Somerset 171 and 243 beat Kent 209 and 131 by 74 runs.
Champions win games like this, behind for most of the game, losing more sessions than they win but convincingly winning the crucial session. Somerset in beating many people’s favourites to go down will not draw huge comfort from their performance over the 3 days but they will from the sheer guts, spirit and will to win they showed to on this final day.
Somerset led by 138 overnight making the sage deliberations of all of us to as to how many runs were required on the fourth morning meaningless in numerical terms. But the psychological impact of Somerset’s batting in the first hour, particularly the tenth wicket stand probably had an impact on Kent’s second batting performance.
If Somerset didn’t achieve the perfection I said they needed in my piece ahead of the final day’s play of this opening County Championship Division 1 game they were pretty close. What this result will have done is to send the message, if it needed to be sent, to the rest of the first division that this is a Somerset bowling attack that will trouble far better batting line-ups than this Kent one.
The course of the game was changed in a 90-minute spell leading up to lunch on the fourth morning. Somerset, thanks to a last-wicket stand of 62, set Kent a challenging but not impossible 206. By lunch the visitor’s hopes were in shreds at 43-5. Lewis Gregory took a wicket with the first ball of the innings followed shortly after by Matt Renshaw also for a duck with the score on 1-2. Would it be stretching it to ask if Renshaw’s heart still resides at the County Ground?
A mini-revival in the shape of a 35 runs third wicket partnership between Crawley and Bell-Drummond which occupied half an hour and 10 overs but in the space of 9 balls Somerset removed both and captain Heido Kuhn.
The period after lunch saw some normality resume after Gregory took his fourth wicket in his first over after the break at which point Kent were 45-6 and Lewis had 4-8. Darren Stevens, showing all his experience and considerable batting skill settled in to play the sort of innings Kent required their top order to deliver.
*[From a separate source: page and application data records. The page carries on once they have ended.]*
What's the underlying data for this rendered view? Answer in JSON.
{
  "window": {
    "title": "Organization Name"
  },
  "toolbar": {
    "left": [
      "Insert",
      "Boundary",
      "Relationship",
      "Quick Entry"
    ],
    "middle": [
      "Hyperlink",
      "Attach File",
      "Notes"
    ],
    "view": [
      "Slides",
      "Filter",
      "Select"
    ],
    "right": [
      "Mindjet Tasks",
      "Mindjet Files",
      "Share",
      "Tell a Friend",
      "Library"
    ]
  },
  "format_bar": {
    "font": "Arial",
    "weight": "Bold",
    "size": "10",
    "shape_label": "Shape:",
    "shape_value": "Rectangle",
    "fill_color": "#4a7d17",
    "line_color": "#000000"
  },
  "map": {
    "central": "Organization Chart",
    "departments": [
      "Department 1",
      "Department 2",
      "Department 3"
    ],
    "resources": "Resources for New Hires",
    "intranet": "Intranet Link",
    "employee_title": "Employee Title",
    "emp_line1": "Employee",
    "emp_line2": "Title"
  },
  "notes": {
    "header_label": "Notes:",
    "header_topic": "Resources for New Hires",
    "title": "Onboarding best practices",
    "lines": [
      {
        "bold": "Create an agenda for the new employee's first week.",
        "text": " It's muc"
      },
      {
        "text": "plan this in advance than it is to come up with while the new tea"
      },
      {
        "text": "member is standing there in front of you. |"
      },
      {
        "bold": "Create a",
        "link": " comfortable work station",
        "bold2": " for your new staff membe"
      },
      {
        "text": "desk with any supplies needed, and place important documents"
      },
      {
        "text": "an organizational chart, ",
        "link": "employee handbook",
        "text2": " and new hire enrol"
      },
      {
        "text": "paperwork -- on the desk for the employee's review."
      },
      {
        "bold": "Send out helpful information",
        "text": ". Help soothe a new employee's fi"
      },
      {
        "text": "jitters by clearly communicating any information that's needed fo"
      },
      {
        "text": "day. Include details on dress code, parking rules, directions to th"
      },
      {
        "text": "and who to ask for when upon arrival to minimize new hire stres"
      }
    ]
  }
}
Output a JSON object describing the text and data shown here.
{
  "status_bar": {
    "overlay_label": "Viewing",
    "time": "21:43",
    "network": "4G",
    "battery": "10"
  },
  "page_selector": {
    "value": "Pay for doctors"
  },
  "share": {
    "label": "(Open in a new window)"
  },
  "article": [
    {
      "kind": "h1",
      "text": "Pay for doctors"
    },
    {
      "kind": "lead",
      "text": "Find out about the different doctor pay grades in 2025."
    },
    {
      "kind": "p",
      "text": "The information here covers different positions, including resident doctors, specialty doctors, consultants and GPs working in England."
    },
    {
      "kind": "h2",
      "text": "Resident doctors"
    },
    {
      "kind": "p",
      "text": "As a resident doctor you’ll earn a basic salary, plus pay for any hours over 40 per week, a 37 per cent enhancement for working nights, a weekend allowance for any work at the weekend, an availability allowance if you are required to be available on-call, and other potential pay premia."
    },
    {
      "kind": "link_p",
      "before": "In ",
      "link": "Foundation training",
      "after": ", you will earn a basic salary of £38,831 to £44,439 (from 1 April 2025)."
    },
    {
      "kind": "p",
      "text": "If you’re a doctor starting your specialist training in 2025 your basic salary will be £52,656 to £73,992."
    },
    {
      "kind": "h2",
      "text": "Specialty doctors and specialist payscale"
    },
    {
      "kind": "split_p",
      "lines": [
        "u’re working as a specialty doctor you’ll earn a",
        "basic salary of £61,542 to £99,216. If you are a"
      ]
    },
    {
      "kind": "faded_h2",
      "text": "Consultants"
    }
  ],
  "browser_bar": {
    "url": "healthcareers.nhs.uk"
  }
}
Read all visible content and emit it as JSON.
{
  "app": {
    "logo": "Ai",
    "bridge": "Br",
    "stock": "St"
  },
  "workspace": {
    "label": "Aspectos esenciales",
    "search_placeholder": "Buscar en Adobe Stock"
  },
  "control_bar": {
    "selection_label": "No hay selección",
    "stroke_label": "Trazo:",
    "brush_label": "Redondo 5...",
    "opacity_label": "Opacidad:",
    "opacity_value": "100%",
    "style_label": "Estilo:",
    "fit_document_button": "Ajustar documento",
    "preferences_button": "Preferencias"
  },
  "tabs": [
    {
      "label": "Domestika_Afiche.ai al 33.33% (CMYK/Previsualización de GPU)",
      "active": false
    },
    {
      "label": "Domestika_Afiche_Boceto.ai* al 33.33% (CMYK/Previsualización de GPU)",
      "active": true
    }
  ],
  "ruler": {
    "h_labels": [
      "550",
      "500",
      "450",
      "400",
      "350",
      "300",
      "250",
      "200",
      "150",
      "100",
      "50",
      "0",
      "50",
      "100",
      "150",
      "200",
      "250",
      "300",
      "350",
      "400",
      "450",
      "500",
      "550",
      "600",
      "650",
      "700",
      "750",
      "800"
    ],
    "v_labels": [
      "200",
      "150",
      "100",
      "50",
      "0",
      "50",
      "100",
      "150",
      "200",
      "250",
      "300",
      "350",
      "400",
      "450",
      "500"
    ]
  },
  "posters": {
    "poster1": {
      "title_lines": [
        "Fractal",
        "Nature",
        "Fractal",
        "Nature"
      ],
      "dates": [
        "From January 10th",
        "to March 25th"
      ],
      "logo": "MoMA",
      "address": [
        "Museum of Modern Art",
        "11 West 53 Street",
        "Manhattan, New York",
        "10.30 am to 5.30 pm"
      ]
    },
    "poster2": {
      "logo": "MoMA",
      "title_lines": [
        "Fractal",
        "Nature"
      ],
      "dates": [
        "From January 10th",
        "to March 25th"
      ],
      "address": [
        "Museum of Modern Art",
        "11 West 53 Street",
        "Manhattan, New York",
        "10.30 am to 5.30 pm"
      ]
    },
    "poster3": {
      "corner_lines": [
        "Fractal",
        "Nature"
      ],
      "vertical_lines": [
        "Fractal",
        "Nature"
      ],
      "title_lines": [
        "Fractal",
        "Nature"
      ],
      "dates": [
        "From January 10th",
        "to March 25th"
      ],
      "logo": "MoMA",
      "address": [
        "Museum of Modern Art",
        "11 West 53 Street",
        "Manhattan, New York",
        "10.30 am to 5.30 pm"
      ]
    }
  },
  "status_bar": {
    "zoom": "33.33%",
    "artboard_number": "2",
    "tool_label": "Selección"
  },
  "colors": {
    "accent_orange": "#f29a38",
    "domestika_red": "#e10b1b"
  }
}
Stevens was well supported by 20 from Alex Blake and a defiant 10 by Matthew Milnes but Somerset were not to be denied, completing victory when Josh Davey removed last man Mitch Claydon caught by James Hildreth shortly before 4pm.
Lewis Gregory was quite simply unplayable demonstrating exemplary control and some clever variations after an initial spell of 4-8 he returned to take the ninth wicket and finish with 5-18. He was well supported by Craig Overton and Jack Brooks both bagging a brace.
Resuming on 171-7 and it was widely believed needing to add at least another 50 Somerset were quickly reduced to 181-9 when Mitch Claydon removed Craig Overton for the addition of only a single to his overnight total and Josh Davey for 2, a lead of 143. Both accounted for by balls that would have troubled more senior batsmen.
Enter Jack Brooks, bristling with intent and perhaps still smarting from his profligate debut bowling performance. Whatever his motivation Brooks helped George Bartlett add 62 in just under 10 overs and allowing George to become the first batsman in the match to pass 50. Brooks would have enjoyed his 6 during his unbeaten 35 and will no doubt be telling everyone in the dressing room that in his career for Somerset he has accumulated 40 without being dismissed compared with Tres and Hildreth’s combined 44-4!
By the time Bartlett was dismissed lbw by Darren Stevens aiming something injudicious to Darren Stevens the pair had increased Somerset’s advantage to 205, a pretty remarkable recovery from the depths of 17-3, 32-4 and 111-7.
Somerset take 19 points to go second in the table behind Hampshire who completed a maximum point victory over Essex earlier in the day.